### [What the exercise asks]
Show every line of the records below that contains the word "icon".
====================
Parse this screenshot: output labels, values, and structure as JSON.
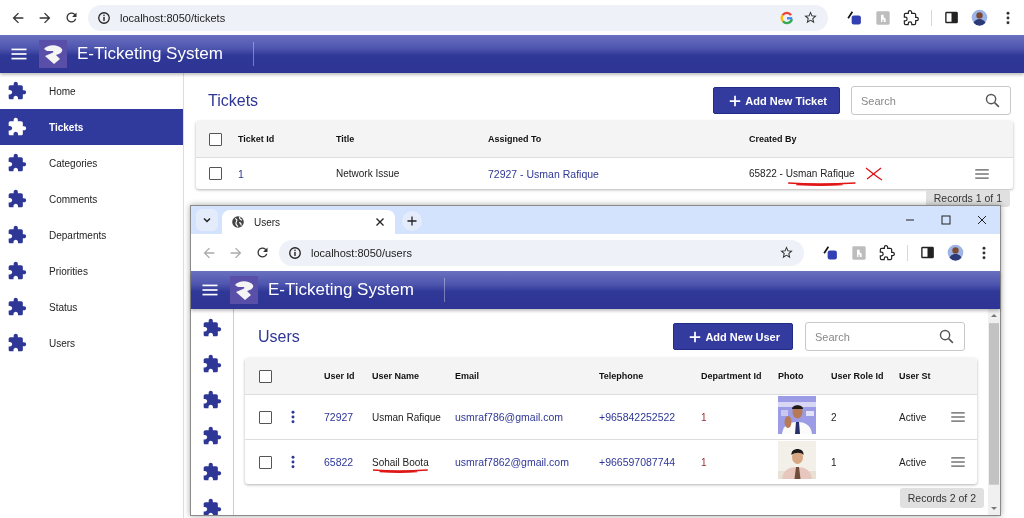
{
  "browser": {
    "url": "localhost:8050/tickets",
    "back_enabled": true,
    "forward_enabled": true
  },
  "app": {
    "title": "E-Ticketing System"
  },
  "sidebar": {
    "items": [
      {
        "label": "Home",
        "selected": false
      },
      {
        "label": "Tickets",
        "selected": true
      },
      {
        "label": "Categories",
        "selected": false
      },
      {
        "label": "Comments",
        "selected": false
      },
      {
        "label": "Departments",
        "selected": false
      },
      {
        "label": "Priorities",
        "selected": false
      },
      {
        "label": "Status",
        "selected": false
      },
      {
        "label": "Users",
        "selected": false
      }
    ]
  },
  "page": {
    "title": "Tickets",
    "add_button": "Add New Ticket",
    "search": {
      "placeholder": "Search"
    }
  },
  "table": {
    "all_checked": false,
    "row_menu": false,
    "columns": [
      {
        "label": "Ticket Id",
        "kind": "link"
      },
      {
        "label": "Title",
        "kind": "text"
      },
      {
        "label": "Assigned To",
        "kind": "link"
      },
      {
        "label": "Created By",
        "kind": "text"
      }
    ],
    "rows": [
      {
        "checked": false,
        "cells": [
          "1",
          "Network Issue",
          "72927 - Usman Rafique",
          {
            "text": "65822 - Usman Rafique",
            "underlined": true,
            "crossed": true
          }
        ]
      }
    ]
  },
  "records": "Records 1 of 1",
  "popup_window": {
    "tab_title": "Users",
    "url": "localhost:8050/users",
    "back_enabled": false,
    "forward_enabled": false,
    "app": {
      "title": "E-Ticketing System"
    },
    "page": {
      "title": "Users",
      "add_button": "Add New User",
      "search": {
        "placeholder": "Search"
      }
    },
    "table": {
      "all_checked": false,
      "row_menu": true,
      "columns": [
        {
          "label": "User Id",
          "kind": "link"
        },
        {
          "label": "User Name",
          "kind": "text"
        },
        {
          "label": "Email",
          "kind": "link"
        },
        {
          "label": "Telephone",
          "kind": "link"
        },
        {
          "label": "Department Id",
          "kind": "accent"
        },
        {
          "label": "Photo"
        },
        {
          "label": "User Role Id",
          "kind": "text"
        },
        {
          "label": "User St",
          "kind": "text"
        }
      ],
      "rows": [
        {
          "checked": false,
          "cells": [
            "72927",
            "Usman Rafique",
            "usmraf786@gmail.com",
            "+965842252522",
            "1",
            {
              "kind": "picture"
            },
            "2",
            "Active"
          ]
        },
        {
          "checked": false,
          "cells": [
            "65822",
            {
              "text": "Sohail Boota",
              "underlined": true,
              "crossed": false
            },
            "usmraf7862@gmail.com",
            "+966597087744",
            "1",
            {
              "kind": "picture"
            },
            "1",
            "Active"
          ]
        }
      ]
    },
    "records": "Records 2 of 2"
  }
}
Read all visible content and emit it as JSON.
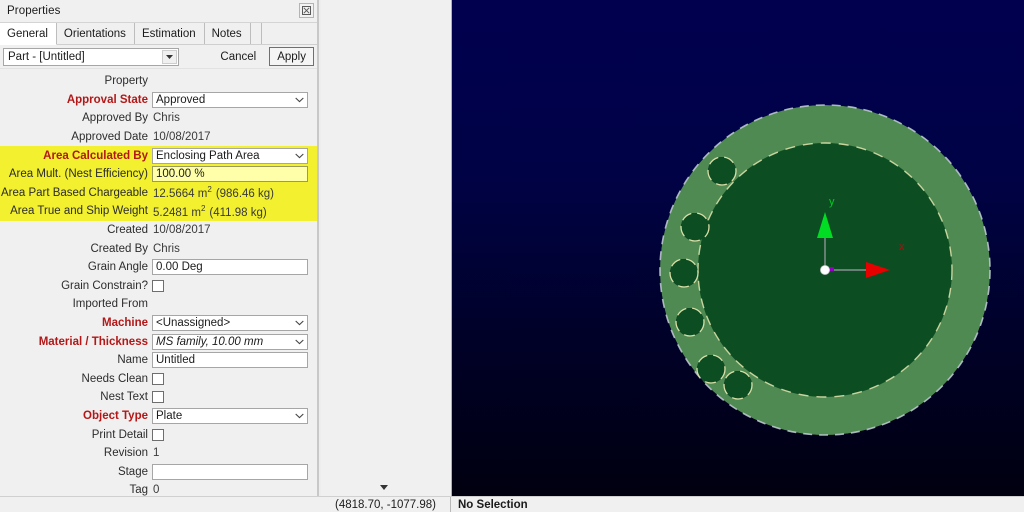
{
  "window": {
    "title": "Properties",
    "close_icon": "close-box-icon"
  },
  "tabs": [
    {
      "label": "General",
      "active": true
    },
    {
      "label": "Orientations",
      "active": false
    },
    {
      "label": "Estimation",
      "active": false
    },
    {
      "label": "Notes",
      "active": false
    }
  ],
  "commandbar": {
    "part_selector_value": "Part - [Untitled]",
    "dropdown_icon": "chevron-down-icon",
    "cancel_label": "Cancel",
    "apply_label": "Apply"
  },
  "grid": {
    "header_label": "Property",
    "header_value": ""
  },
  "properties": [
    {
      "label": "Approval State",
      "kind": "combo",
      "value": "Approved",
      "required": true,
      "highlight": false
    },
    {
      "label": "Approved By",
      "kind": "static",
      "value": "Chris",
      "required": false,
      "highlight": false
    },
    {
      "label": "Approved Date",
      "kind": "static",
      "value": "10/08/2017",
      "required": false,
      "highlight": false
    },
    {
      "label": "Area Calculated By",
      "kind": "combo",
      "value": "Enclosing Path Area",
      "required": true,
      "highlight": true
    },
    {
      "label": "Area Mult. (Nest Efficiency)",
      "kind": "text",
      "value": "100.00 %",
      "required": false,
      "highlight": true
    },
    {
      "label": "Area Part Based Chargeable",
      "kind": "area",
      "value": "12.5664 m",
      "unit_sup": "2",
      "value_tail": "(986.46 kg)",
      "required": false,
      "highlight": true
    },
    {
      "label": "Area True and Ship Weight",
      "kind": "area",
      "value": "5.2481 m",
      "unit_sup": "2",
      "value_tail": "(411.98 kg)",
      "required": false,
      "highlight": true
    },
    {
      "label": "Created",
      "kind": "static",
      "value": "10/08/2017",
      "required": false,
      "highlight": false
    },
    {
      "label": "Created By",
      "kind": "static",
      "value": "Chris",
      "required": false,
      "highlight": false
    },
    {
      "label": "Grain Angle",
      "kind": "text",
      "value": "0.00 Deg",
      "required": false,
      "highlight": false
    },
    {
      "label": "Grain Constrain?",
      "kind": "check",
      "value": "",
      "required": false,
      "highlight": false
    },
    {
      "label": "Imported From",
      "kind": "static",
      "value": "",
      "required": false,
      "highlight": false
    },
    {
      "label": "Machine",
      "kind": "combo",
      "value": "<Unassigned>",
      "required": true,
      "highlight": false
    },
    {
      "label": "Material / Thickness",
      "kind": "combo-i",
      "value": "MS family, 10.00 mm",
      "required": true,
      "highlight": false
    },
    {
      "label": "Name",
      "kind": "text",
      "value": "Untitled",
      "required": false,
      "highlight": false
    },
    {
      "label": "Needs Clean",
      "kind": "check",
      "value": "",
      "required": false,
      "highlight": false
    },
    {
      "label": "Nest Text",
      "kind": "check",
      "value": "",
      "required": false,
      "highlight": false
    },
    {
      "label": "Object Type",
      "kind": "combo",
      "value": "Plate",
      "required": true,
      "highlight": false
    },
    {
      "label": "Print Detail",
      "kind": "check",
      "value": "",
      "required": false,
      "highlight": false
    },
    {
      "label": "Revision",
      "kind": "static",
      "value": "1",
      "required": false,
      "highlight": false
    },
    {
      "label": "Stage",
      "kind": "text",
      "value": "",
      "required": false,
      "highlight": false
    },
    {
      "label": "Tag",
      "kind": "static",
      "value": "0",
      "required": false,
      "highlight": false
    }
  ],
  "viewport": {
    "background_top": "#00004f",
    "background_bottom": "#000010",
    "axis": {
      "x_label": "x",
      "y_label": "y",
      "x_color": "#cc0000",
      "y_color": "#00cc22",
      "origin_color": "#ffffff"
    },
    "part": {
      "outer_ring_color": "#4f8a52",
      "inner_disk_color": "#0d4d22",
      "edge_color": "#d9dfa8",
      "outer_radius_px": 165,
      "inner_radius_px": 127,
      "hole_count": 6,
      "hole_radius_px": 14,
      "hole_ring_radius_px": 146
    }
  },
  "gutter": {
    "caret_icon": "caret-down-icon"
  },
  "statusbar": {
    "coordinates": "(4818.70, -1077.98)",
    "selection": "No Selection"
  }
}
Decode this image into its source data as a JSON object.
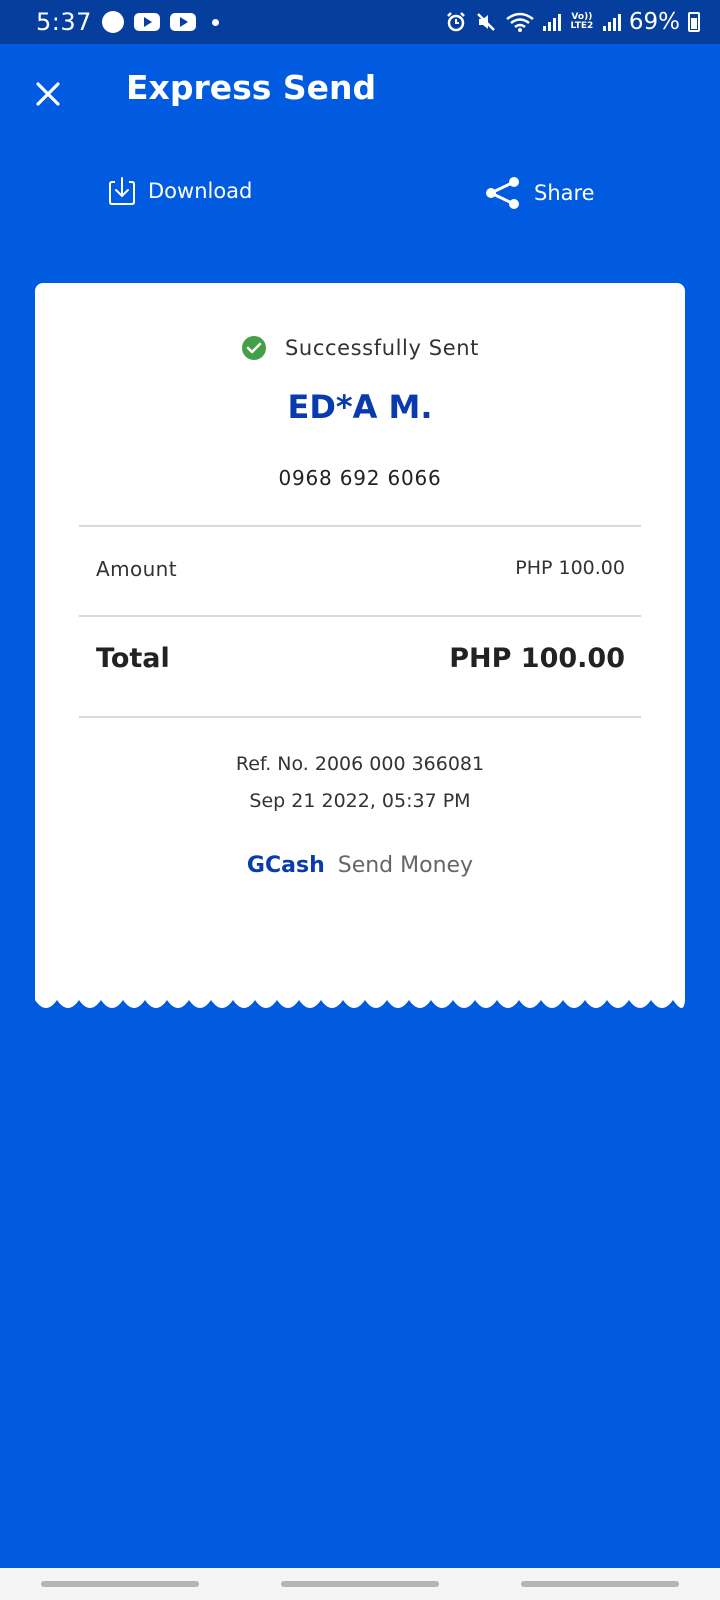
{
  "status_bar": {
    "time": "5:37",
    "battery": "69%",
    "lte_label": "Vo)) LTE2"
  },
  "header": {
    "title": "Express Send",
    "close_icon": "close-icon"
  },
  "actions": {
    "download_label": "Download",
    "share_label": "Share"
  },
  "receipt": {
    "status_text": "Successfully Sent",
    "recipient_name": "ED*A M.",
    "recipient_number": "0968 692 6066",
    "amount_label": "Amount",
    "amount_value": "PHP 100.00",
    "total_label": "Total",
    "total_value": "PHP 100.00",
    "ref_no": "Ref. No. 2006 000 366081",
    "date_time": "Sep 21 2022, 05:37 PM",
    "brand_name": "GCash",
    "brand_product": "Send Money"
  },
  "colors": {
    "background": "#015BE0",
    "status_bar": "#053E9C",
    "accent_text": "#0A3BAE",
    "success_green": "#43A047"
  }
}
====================
### [Finished task]
    "close_icon": "close-box-icon"
    "dropdown_icon": "chevron-down-icon",
    "caret_icon": "caret-down-icon"
    "close_icon": "close-icon"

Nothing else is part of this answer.